PC: What I do specifically when I am training at a new plant or training new people is show them how to load the wire. The first thing we do is take the tag off and hang it on this hook. That way, if there is a problem, you have the tag that is from that coil, because important production information is on that tag that your vendor certainly will want to know. You want to call that supplier immediately. If you do have a problem, switch to another bundle or box and see if the problem is isolated or carries through.
But, it is uncommon if you look at the percentage of wire sold for it to have problems. It is a very small percentage, but it does happen. You try to find the reason for the problem. Is it a mechanical marring of that wire that is causing the problem. Is it isolated to one tie or, on the single-ram baler, to one band? Is that the one that is always breaking? That generally tells you that it is more of a machine problem.
On a two ram, if the wire is breaking, is it breaking at the knot? If it is breaking at a certain point in the knot, it indicates that there is a problem with the part that forms the knot.
I think the big thing is to contact your vendor as quickly as possible and let him know.

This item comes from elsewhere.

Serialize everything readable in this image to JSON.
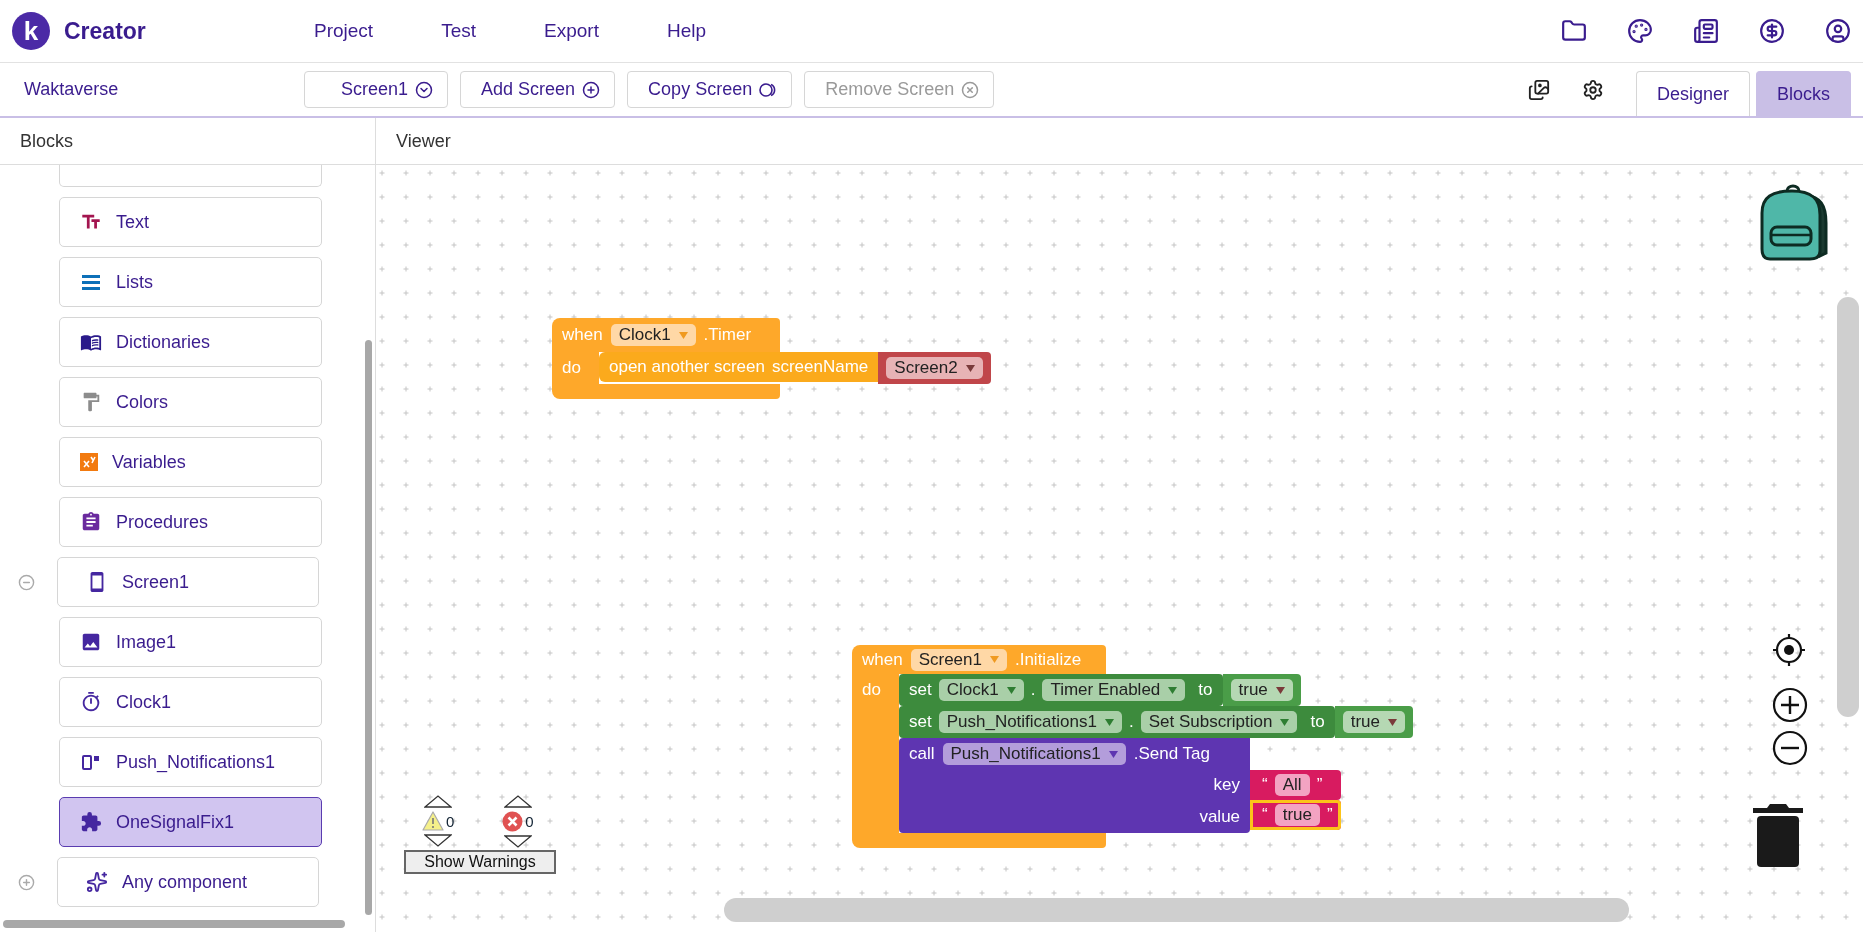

Even go so far that if you see wire come in and it looks damaged, take a picture of it and contact your vendor because I think it is a lot easier to be proactive. If you have a picture, and the vendor knows it was delivered around that time, that is hard to say no.
SDB: What kinds of automated devices or features can help control wire usage or prevent destruction operations from wasting wire?
PC: That would be a Mark 1, Mod 1 Human Being who has an interest in things and a head on his shoulders. I don’t get complaints of a problem until a manager walks out and sees wire wasted on the floor.
A human walking around is the only thing that can save you money on wire. There is no automated device. If you invent that, you can quit your day job.
SDB: What are some important tips for employees who operate balers to remember in terms of preventing the use of excess wire?
PC: Again, it is that human on the floor monitoring, looking at the bales, looking at the straps.
As a wire tier technician, if that’s what you’d call me, the knot tells you the story of what is going on. It tells you whether the wire is good or bad, etc.
Quite often, people will run a baler in manual mode to really pack it to get the weights in. … Quite often, just letting it run in automatic, doing what it is supposed to do, you will find yourself using less wire.
The harder people work the machine, the harder they are working their pumps. And, let’s face it, if you are exporting material, you can only put so much into a container, and whether you can do it in two, or three or four less bales, great; you are cycling the baler that many fewer times and there is that much less wire used. However, you are stressing that system to the point where I guarantee you your costs will be tenfold more expensive due to what you are doing to the pumps. The harder you work the hydraulic system, the more heat you create.
So you might as well just let it run. If you can load a container in 46 bales and let the system run as it was designed and have no problems, doing it in 40 is not better.
Patrick Casserly is a service technician for Accent Wire, Tomball, Texas. He can be contacted at 908-296-0720. A version of this article originally ran in the November/December issue of Storage & Destruction Business magazine, a sister publication to Recycling Today.